• [WHAT YOU NEED TO DO] Every line of the material that mentions the word "your" should be copied out.

• [DATA EXCERPTS]
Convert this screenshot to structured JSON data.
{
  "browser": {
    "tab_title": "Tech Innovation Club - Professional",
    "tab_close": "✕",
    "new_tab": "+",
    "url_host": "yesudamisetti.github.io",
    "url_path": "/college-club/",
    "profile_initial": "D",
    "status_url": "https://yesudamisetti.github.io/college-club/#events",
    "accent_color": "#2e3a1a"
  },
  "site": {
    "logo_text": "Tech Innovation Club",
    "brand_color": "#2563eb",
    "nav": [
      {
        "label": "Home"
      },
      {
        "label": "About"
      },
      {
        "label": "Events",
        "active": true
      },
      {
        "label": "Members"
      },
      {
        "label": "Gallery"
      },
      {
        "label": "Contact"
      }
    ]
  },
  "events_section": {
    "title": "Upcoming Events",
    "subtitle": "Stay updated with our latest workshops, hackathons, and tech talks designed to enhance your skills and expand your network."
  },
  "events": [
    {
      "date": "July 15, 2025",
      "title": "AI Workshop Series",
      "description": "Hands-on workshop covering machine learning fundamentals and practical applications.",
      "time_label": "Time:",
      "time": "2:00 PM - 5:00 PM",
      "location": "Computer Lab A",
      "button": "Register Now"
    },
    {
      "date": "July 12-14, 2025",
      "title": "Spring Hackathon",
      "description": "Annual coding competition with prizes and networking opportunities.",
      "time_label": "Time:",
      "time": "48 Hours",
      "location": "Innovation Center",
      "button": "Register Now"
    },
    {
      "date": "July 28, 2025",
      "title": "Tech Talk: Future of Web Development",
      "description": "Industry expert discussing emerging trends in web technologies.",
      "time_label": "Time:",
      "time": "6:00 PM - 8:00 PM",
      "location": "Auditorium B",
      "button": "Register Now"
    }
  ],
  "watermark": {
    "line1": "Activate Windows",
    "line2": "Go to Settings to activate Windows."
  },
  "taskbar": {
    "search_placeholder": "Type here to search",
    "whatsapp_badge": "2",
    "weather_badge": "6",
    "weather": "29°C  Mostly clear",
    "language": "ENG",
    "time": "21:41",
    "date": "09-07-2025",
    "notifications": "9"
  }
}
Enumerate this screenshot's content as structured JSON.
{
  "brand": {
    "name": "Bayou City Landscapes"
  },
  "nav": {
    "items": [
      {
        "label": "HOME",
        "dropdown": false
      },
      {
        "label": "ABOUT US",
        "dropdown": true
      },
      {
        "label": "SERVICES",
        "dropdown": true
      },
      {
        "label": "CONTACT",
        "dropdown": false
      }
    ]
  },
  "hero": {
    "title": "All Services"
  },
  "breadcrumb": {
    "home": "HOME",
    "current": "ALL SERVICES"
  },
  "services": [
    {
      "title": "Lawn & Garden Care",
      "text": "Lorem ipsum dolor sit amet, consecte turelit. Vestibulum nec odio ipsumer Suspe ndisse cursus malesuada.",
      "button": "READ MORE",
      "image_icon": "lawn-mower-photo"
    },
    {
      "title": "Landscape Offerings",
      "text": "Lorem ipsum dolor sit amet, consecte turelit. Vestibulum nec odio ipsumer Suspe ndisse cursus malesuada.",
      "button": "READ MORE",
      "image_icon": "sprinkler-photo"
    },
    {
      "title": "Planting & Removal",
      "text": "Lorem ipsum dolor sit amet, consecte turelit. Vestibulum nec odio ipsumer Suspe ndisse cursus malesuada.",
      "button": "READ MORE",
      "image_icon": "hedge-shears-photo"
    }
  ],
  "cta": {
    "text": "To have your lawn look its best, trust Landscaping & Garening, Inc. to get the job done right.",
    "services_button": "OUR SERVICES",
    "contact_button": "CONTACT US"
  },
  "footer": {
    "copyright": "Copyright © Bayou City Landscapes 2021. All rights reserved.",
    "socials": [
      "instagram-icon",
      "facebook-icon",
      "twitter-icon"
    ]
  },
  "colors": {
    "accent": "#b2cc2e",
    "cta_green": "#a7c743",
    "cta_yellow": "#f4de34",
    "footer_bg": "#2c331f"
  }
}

• [ANSWER]
    "subtitle": "Stay updated with our latest workshops, hackathons, and tech talks designed to enhance your skills and expand your network."
    "text": "To have your lawn look its best, trust Landscaping & Garening, Inc. to get the job done right.",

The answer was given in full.